Beginning with the 2023 tax year, the bill increases the state’s Earned Income Tax Credit from 30.5% to 41.5% of the federal credit, which is available to working people of modest means. It also creates a new $2,500 personal income tax credit for taxpayers who’ve had a stillborn child that would have been claimed as a dependent, affecting an estimated more than 100 families a year.
The bill also eliminates the 6% admissions tax on movie tickets. Sen. John Fonfara, D-Hartford, said the industry has “taken it on the chin” and noted that the number of movie theaters in Connecticut dropped from 61 to 50 during the pandemic.
PANDEMIC PREMIUM PAY
The bill creates a new Connecticut Premium Pay bonus program for private sector workers who were on the job during the entire period of Lamont’s public health and civil preparedness emergency. Eligible workers are those included in phases 1a and 1b of the U.S. Centers for Disease Control and Prevention’s recommended rollout of COVID-19 vaccinations. They’d receive a range of $200 to $1,000 depending on their income. Eligible part-time workers will receive $500 under the program, to be administered by the State Comptroller.
The plan reduces the state’s unfunded pension liability by $3.5 billion. Also, $40 million in federal pandemic funds are being used to reduce the estimated $493 million debt in the state’s unemployment trust fund.
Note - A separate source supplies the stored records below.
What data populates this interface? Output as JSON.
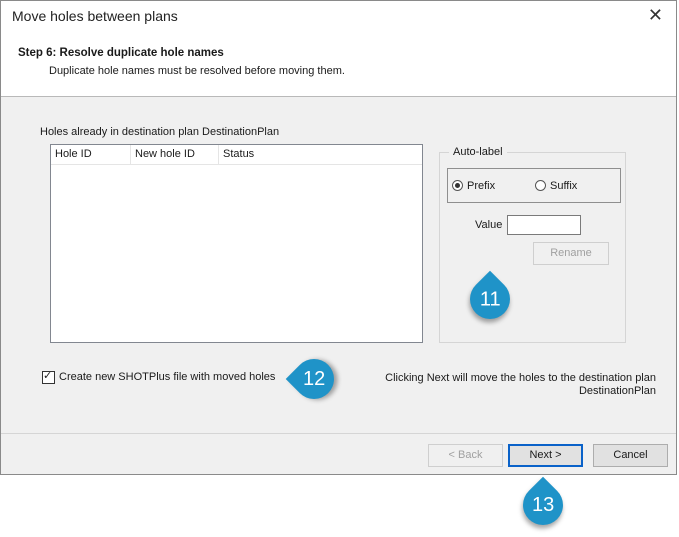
{
  "window": {
    "title": "Move holes between plans",
    "close_glyph": "✕"
  },
  "step": {
    "title": "Step 6: Resolve duplicate hole names",
    "description": "Duplicate hole names must be resolved before moving them."
  },
  "list": {
    "caption": "Holes already in destination plan DestinationPlan",
    "columns": [
      "Hole ID",
      "New hole ID",
      "Status"
    ]
  },
  "autolabel": {
    "legend": "Auto-label",
    "prefix_label": "Prefix",
    "suffix_label": "Suffix",
    "selected": "Prefix",
    "value_label": "Value",
    "value": "",
    "rename_label": "Rename"
  },
  "options": {
    "create_file_label": "Create new SHOTPlus file with moved holes",
    "create_file_checked": true
  },
  "info": {
    "line1": "Clicking Next will move the holes to the destination plan",
    "line2": "DestinationPlan"
  },
  "buttons": {
    "back": "< Back",
    "next": "Next >",
    "cancel": "Cancel"
  },
  "callouts": {
    "c11": "11",
    "c12": "12",
    "c13": "13",
    "color": "#1f93c8"
  },
  "icons": {
    "close": "close-icon",
    "check": "checkmark-icon"
  }
}
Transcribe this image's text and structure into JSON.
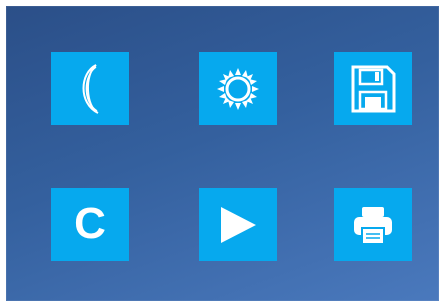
{
  "tiles": [
    {
      "icon": "moon-icon"
    },
    {
      "icon": "sun-icon"
    },
    {
      "icon": "floppy-disk-icon"
    },
    {
      "icon": "letter-c-icon",
      "label": "C"
    },
    {
      "icon": "play-icon"
    },
    {
      "icon": "printer-icon"
    }
  ],
  "colors": {
    "background_top": "#2b4f88",
    "background_bottom": "#4a79bd",
    "tile": "#06a9ee",
    "icon": "#ffffff"
  }
}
That’s in addition to $155 million in federal funds deposited last year, in an effort to reduce the burden on businesses that have to cover the cost.
MENTAL HEALTH AND OTHER SPENDING
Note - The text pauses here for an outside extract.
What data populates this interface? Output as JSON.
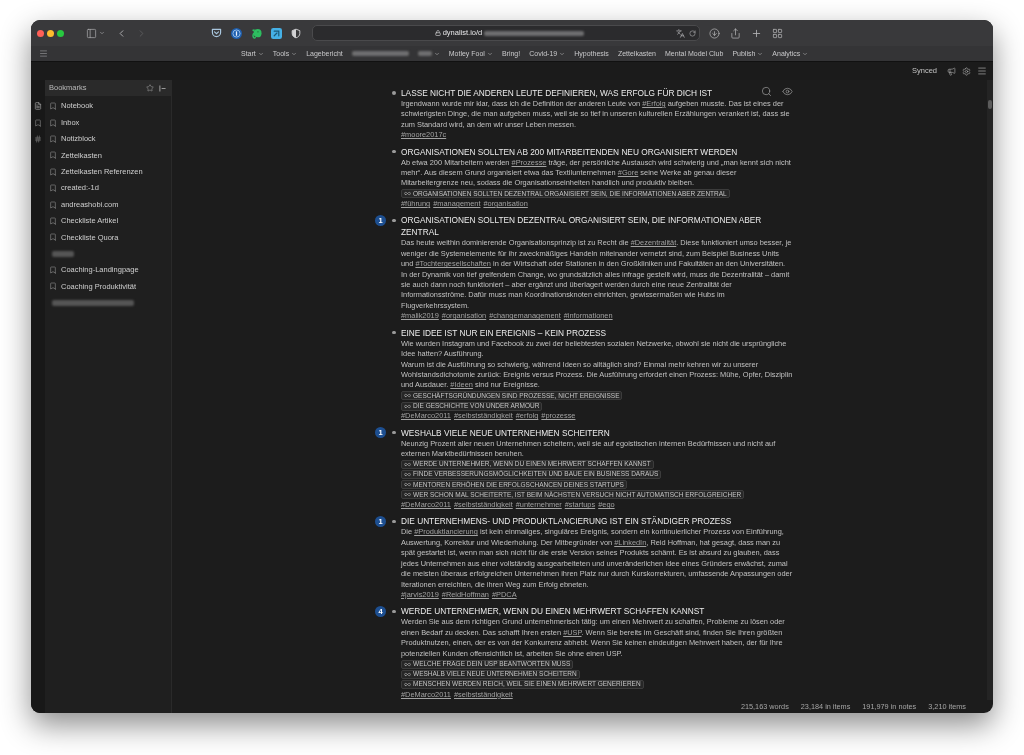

The proposal includes additional funding for various mental health and substance abuse treatment and support services, including money for 24/7 mobile crisis services across the state and services for children. There’s also funding for school readiness programs and child care centers, including “emergency stabilization” grants; more than $220 million in new money for nonprofit social service agencies; free menstrual products in restrooms used by students in grades 3-12; and increased funding for special education and bilingual programs.